BRIEF: Each image should be skipped while the records are restated word for word.

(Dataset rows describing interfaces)
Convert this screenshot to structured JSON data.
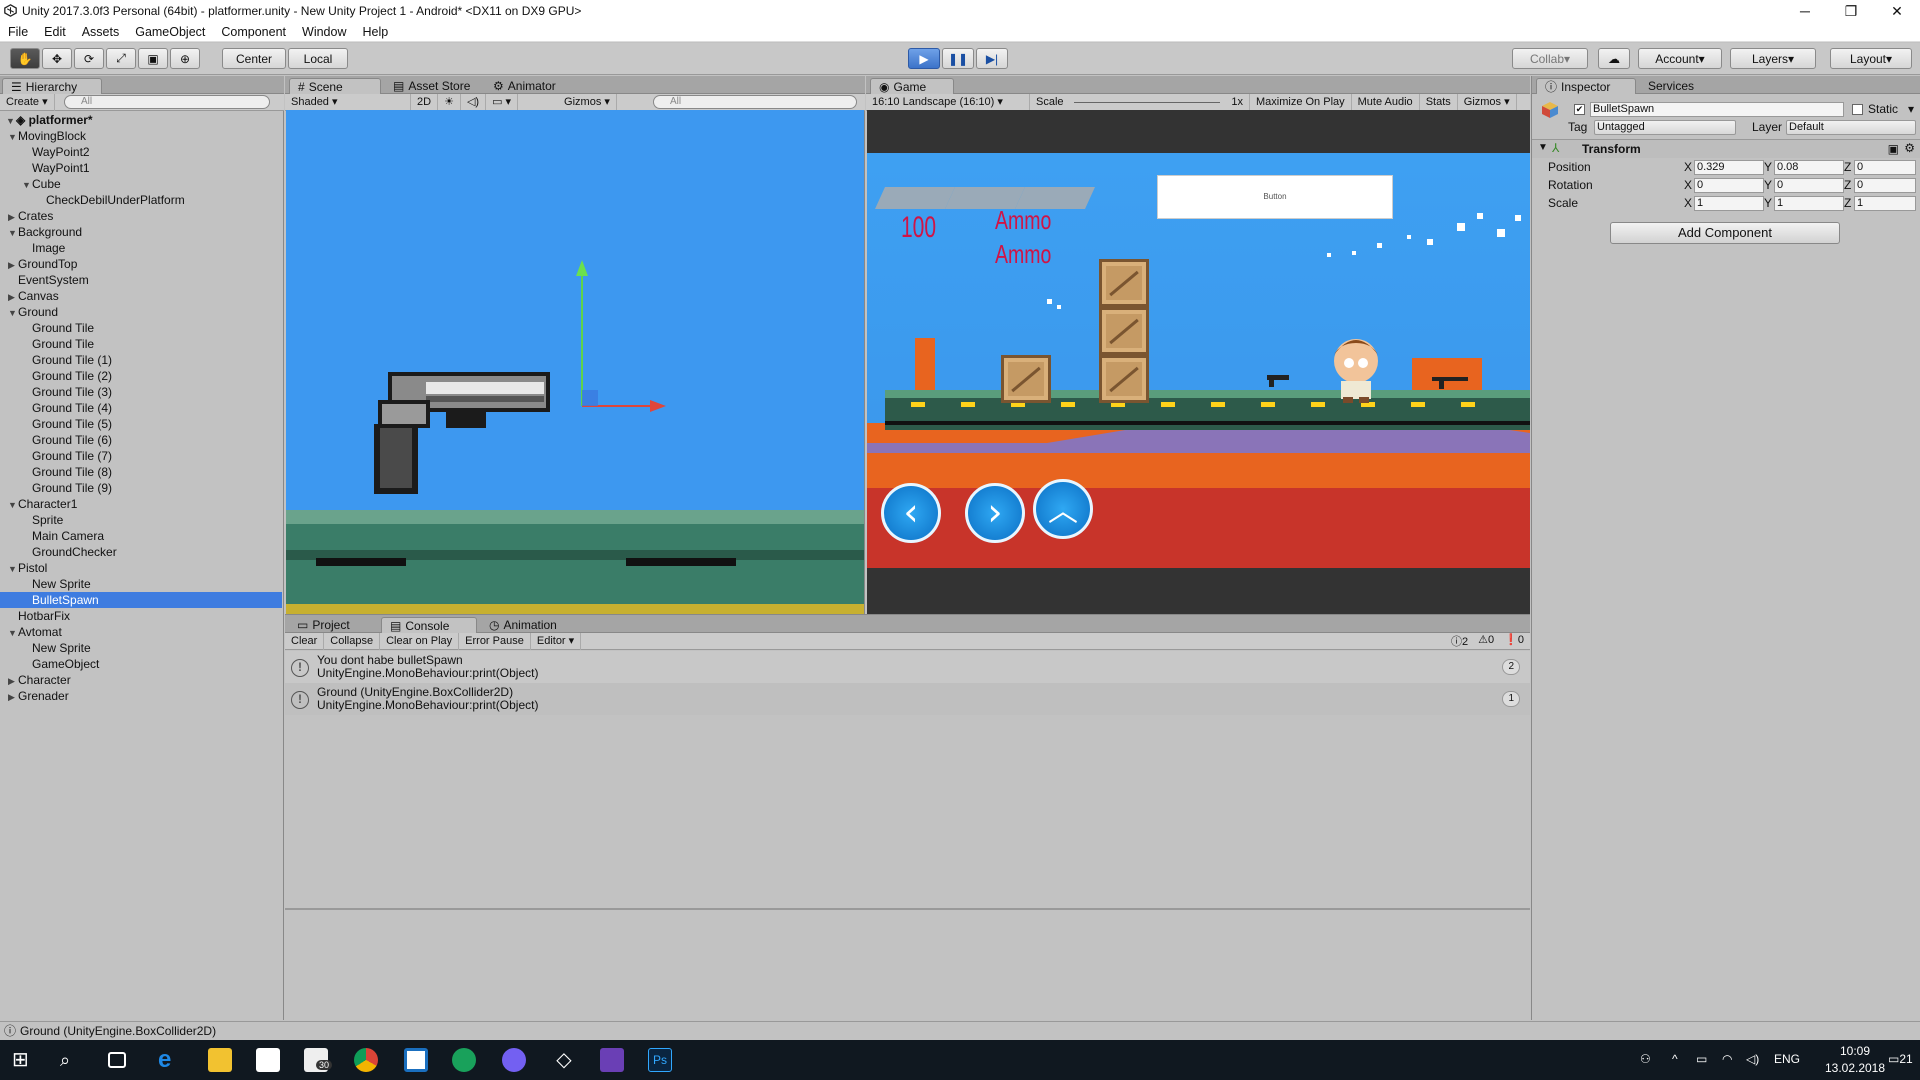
{
  "window": {
    "title": "Unity 2017.3.0f3 Personal (64bit) - platformer.unity - New Unity Project 1 - Android* <DX11 on DX9 GPU>",
    "controls": [
      "─",
      "❐",
      "✕"
    ]
  },
  "menu": [
    "File",
    "Edit",
    "Assets",
    "GameObject",
    "Component",
    "Window",
    "Help"
  ],
  "toolbar": {
    "pivot": "Center",
    "space": "Local",
    "collab": "Collab",
    "account": "Account",
    "layers": "Layers",
    "layout": "Layout"
  },
  "hierarchy": {
    "tab": "Hierarchy",
    "create": "Create",
    "search_placeholder": "All",
    "scene_name": "platformer*",
    "items": [
      {
        "label": "MovingBlock",
        "depth": 1,
        "arrow": "down"
      },
      {
        "label": "WayPoint2",
        "depth": 2,
        "arrow": ""
      },
      {
        "label": "WayPoint1",
        "depth": 2,
        "arrow": ""
      },
      {
        "label": "Cube",
        "depth": 2,
        "arrow": "down"
      },
      {
        "label": "CheckDebilUnderPlatform",
        "depth": 3,
        "arrow": ""
      },
      {
        "label": "Crates",
        "depth": 1,
        "arrow": "right"
      },
      {
        "label": "Background",
        "depth": 1,
        "arrow": "down"
      },
      {
        "label": "Image",
        "depth": 2,
        "arrow": ""
      },
      {
        "label": "GroundTop",
        "depth": 1,
        "arrow": "right"
      },
      {
        "label": "EventSystem",
        "depth": 1,
        "arrow": ""
      },
      {
        "label": "Canvas",
        "depth": 1,
        "arrow": "right"
      },
      {
        "label": "Ground",
        "depth": 1,
        "arrow": "down"
      },
      {
        "label": "Ground Tile",
        "depth": 2,
        "arrow": ""
      },
      {
        "label": "Ground Tile",
        "depth": 2,
        "arrow": ""
      },
      {
        "label": "Ground Tile (1)",
        "depth": 2,
        "arrow": ""
      },
      {
        "label": "Ground Tile (2)",
        "depth": 2,
        "arrow": ""
      },
      {
        "label": "Ground Tile (3)",
        "depth": 2,
        "arrow": ""
      },
      {
        "label": "Ground Tile (4)",
        "depth": 2,
        "arrow": ""
      },
      {
        "label": "Ground Tile (5)",
        "depth": 2,
        "arrow": ""
      },
      {
        "label": "Ground Tile (6)",
        "depth": 2,
        "arrow": ""
      },
      {
        "label": "Ground Tile (7)",
        "depth": 2,
        "arrow": ""
      },
      {
        "label": "Ground Tile (8)",
        "depth": 2,
        "arrow": ""
      },
      {
        "label": "Ground Tile (9)",
        "depth": 2,
        "arrow": ""
      },
      {
        "label": "Character1",
        "depth": 1,
        "arrow": "down"
      },
      {
        "label": "Sprite",
        "depth": 2,
        "arrow": ""
      },
      {
        "label": "Main Camera",
        "depth": 2,
        "arrow": ""
      },
      {
        "label": "GroundChecker",
        "depth": 2,
        "arrow": ""
      },
      {
        "label": "Pistol",
        "depth": 1,
        "arrow": "down"
      },
      {
        "label": "New Sprite",
        "depth": 2,
        "arrow": ""
      },
      {
        "label": "BulletSpawn",
        "depth": 2,
        "arrow": "",
        "selected": true
      },
      {
        "label": "HotbarFix",
        "depth": 1,
        "arrow": ""
      },
      {
        "label": "Avtomat",
        "depth": 1,
        "arrow": "down"
      },
      {
        "label": "New Sprite",
        "depth": 2,
        "arrow": ""
      },
      {
        "label": "GameObject",
        "depth": 2,
        "arrow": ""
      },
      {
        "label": "Character",
        "depth": 1,
        "arrow": "right"
      },
      {
        "label": "Grenader",
        "depth": 1,
        "arrow": "right"
      }
    ]
  },
  "scene": {
    "tabs": [
      "Scene",
      "Asset Store",
      "Animator"
    ],
    "shading": "Shaded",
    "mode2d": "2D",
    "gizmos": "Gizmos",
    "search_placeholder": "All"
  },
  "game": {
    "tab": "Game",
    "aspect": "16:10 Landscape (16:10)",
    "scale_label": "Scale",
    "scale_value": "1x",
    "maximize": "Maximize On Play",
    "mute": "Mute Audio",
    "stats": "Stats",
    "gizmos": "Gizmos",
    "hud_health": "100",
    "hud_ammo1": "Ammo",
    "hud_ammo2": "Ammo",
    "button_text": "Button"
  },
  "console": {
    "tabs": [
      "Project",
      "Console",
      "Animation"
    ],
    "toolbar": [
      "Clear",
      "Collapse",
      "Clear on Play",
      "Error Pause",
      "Editor"
    ],
    "counts": {
      "info": "2",
      "warn": "0",
      "error": "0"
    },
    "entries": [
      {
        "line1": "You dont habe bulletSpawn",
        "line2": "UnityEngine.MonoBehaviour:print(Object)",
        "count": "2"
      },
      {
        "line1": "Ground (UnityEngine.BoxCollider2D)",
        "line2": "UnityEngine.MonoBehaviour:print(Object)",
        "count": "1"
      }
    ]
  },
  "inspector": {
    "tabs": [
      "Inspector",
      "Services"
    ],
    "object_name": "BulletSpawn",
    "static_label": "Static",
    "tag_label": "Tag",
    "tag_value": "Untagged",
    "layer_label": "Layer",
    "layer_value": "Default",
    "component": "Transform",
    "rows": [
      {
        "label": "Position",
        "x": "0.329",
        "y": "0.08",
        "z": "0"
      },
      {
        "label": "Rotation",
        "x": "0",
        "y": "0",
        "z": "0"
      },
      {
        "label": "Scale",
        "x": "1",
        "y": "1",
        "z": "1"
      }
    ],
    "add_component": "Add Component"
  },
  "status": "Ground (UnityEngine.BoxCollider2D)",
  "taskbar": {
    "lang": "ENG",
    "time": "10:09",
    "date": "13.02.2018",
    "notif": "21",
    "mail_badge": "30"
  }
}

PROBLEM SOLUTION:
Convert this screenshot to structured JSON data.
{
  "window": {
    "title": "Unity 2017.3.0f3 Personal (64bit) - platformer.unity - New Unity Project 1 - Android* <DX11 on DX9 GPU>",
    "controls": [
      "─",
      "❐",
      "✕"
    ]
  },
  "menu": [
    "File",
    "Edit",
    "Assets",
    "GameObject",
    "Component",
    "Window",
    "Help"
  ],
  "toolbar": {
    "pivot": "Center",
    "space": "Local",
    "collab": "Collab",
    "account": "Account",
    "layers": "Layers",
    "layout": "Layout"
  },
  "hierarchy": {
    "tab": "Hierarchy",
    "create": "Create",
    "search_placeholder": "All",
    "scene_name": "platformer*",
    "items": [
      {
        "label": "MovingBlock",
        "depth": 1,
        "arrow": "down"
      },
      {
        "label": "WayPoint2",
        "depth": 2,
        "arrow": ""
      },
      {
        "label": "WayPoint1",
        "depth": 2,
        "arrow": ""
      },
      {
        "label": "Cube",
        "depth": 2,
        "arrow": "down"
      },
      {
        "label": "CheckDebilUnderPlatform",
        "depth": 3,
        "arrow": ""
      },
      {
        "label": "Crates",
        "depth": 1,
        "arrow": "right"
      },
      {
        "label": "Background",
        "depth": 1,
        "arrow": "down"
      },
      {
        "label": "Image",
        "depth": 2,
        "arrow": ""
      },
      {
        "label": "GroundTop",
        "depth": 1,
        "arrow": "right"
      },
      {
        "label": "EventSystem",
        "depth": 1,
        "arrow": ""
      },
      {
        "label": "Canvas",
        "depth": 1,
        "arrow": "right"
      },
      {
        "label": "Ground",
        "depth": 1,
        "arrow": "down"
      },
      {
        "label": "Ground Tile",
        "depth": 2,
        "arrow": ""
      },
      {
        "label": "Ground Tile",
        "depth": 2,
        "arrow": ""
      },
      {
        "label": "Ground Tile (1)",
        "depth": 2,
        "arrow": ""
      },
      {
        "label": "Ground Tile (2)",
        "depth": 2,
        "arrow": ""
      },
      {
        "label": "Ground Tile (3)",
        "depth": 2,
        "arrow": ""
      },
      {
        "label": "Ground Tile (4)",
        "depth": 2,
        "arrow": ""
      },
      {
        "label": "Ground Tile (5)",
        "depth": 2,
        "arrow": ""
      },
      {
        "label": "Ground Tile (6)",
        "depth": 2,
        "arrow": ""
      },
      {
        "label": "Ground Tile (7)",
        "depth": 2,
        "arrow": ""
      },
      {
        "label": "Ground Tile (8)",
        "depth": 2,
        "arrow": ""
      },
      {
        "label": "Ground Tile (9)",
        "depth": 2,
        "arrow": ""
      },
      {
        "label": "Character1",
        "depth": 1,
        "arrow": "down"
      },
      {
        "label": "Sprite",
        "depth": 2,
        "arrow": ""
      },
      {
        "label": "Main Camera",
        "depth": 2,
        "arrow": ""
      },
      {
        "label": "GroundChecker",
        "depth": 2,
        "arrow": ""
      },
      {
        "label": "Pistol",
        "depth": 1,
        "arrow": "down"
      },
      {
        "label": "New Sprite",
        "depth": 2,
        "arrow": ""
      },
      {
        "label": "BulletSpawn",
        "depth": 2,
        "arrow": "",
        "selected": true
      },
      {
        "label": "HotbarFix",
        "depth": 1,
        "arrow": ""
      },
      {
        "label": "Avtomat",
        "depth": 1,
        "arrow": "down"
      },
      {
        "label": "New Sprite",
        "depth": 2,
        "arrow": ""
      },
      {
        "label": "GameObject",
        "depth": 2,
        "arrow": ""
      },
      {
        "label": "Character",
        "depth": 1,
        "arrow": "right"
      },
      {
        "label": "Grenader",
        "depth": 1,
        "arrow": "right"
      }
    ]
  },
  "scene": {
    "tabs": [
      "Scene",
      "Asset Store",
      "Animator"
    ],
    "shading": "Shaded",
    "mode2d": "2D",
    "gizmos": "Gizmos",
    "search_placeholder": "All"
  },
  "game": {
    "tab": "Game",
    "aspect": "16:10 Landscape (16:10)",
    "scale_label": "Scale",
    "scale_value": "1x",
    "maximize": "Maximize On Play",
    "mute": "Mute Audio",
    "stats": "Stats",
    "gizmos": "Gizmos",
    "hud_health": "100",
    "hud_ammo1": "Ammo",
    "hud_ammo2": "Ammo",
    "button_text": "Button"
  },
  "console": {
    "tabs": [
      "Project",
      "Console",
      "Animation"
    ],
    "toolbar": [
      "Clear",
      "Collapse",
      "Clear on Play",
      "Error Pause",
      "Editor"
    ],
    "counts": {
      "info": "2",
      "warn": "0",
      "error": "0"
    },
    "entries": [
      {
        "line1": "You dont habe bulletSpawn",
        "line2": "UnityEngine.MonoBehaviour:print(Object)",
        "count": "2"
      },
      {
        "line1": "Ground (UnityEngine.BoxCollider2D)",
        "line2": "UnityEngine.MonoBehaviour:print(Object)",
        "count": "1"
      }
    ]
  },
  "inspector": {
    "tabs": [
      "Inspector",
      "Services"
    ],
    "object_name": "BulletSpawn",
    "static_label": "Static",
    "tag_label": "Tag",
    "tag_value": "Untagged",
    "layer_label": "Layer",
    "layer_value": "Default",
    "component": "Transform",
    "rows": [
      {
        "label": "Position",
        "x": "0.329",
        "y": "0.08",
        "z": "0"
      },
      {
        "label": "Rotation",
        "x": "0",
        "y": "0",
        "z": "0"
      },
      {
        "label": "Scale",
        "x": "1",
        "y": "1",
        "z": "1"
      }
    ],
    "add_component": "Add Component"
  },
  "status": "Ground (UnityEngine.BoxCollider2D)",
  "taskbar": {
    "lang": "ENG",
    "time": "10:09",
    "date": "13.02.2018",
    "notif": "21",
    "mail_badge": "30"
  }
}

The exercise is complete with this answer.